Getting a Better Understanding of Post-Partum Depression
What Is Postpartum Depression, and How Can It Be Prevented?
PPD results from a complicated mix of behavioral, mental, and physical changes experienced by some new mothers. Postpartum depression is a serious depression that occurs within four weeks of delivery. Postpartum depression is diagnosed based on the severity of the depression and the time between birth and onset. Postpartum depression is related to physical, social, and psychological changes following childbirth. Most new mothers experience emotional and physical changes after childbirth. Counseling and medication are effective in treating PPD.
Chemical changes are caused by rapid drops in hormone levels after delivery. The relationship between these drops and depression remains unclear. It is known, however, that hormones progesterone and oestrogen are tenfold higher during pregnancy. After giving birth, they plummet dramatically. The risk of depression rises not only due to the biological changes but also due to the social and psychological changes brought about by having a child.Approximately one in ten new mothers will experience long-term depression after delivering a baby. About one in 1,000 women suffer from postpartum psychosis, a more dangerous disorder.Even fathers aren’t exempt from this. The first year of a child’s life can be a difficult time for new fathers.

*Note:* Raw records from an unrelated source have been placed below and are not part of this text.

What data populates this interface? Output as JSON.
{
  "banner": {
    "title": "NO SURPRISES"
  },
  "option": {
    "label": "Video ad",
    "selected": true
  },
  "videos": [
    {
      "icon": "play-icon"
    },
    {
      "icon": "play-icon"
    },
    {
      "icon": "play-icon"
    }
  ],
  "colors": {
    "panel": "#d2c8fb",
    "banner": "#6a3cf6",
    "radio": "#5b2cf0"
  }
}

More than one out of ten new dads will experience depression.
Symptoms of Depression
Depression after childbirth manifests itself in a variety of ways, ranging from minor to severe.
Symptoms of the ‘babyblues’ include:
- Intense mood swings
- Sleeping problems
- A feeling of anxiety
- Lack of appetite
- Feelings of sadness
- Inability to focus
- Emotional Breakdowns
Symptoms of PPD
The signs and symptoms of postpartum depression, however, are more severe and last longer than those of the baby blues, impacting your ability to care for your infant and carry out other daily tasks.
- Mood swings or a depressed mood
- A high level of anger and irritability
- Crying excessively
- Reduced pleasure and interest in previously enjoyed activities
- Having trouble bonding with your child
- Feelings of exhaustion or lack of energy
- Withdrawal from friends and family
- Sleeping too much or not getting enough sleep (insomnia)
- Eating more food than usual or losing appetite
Preventing Postnatal Depression
When you learn you are pregnant or plan to become pregnant, tell your doctor as soon as possible if you have a history of depression.
- When you’re pregnant. Symptoms can be monitored by your doctor. Support groups, counseling, and other therapies can help to manage mild depressive symptoms. Even while you’re pregnant, your doctor may prescribe drugs.
- Following the birth of your child. An early postpartum check-up to check for depression symptoms may be recommended by your doctor. You can start treatment sooner if you’re diagnosed early.
Assist A Family Member or Friend.
People who are depressed may not be aware of their condition. They may be completely unaware of depression’s indications and symptoms. Whenever you notice that a friend or family member is experiencing postpartum depression or developing postpartum psychosis, seek medical help immediately. Don’t just pray for better things to happen. Contact Mallard Lake Detox Center today to learn more about how you can handle post-partum depression.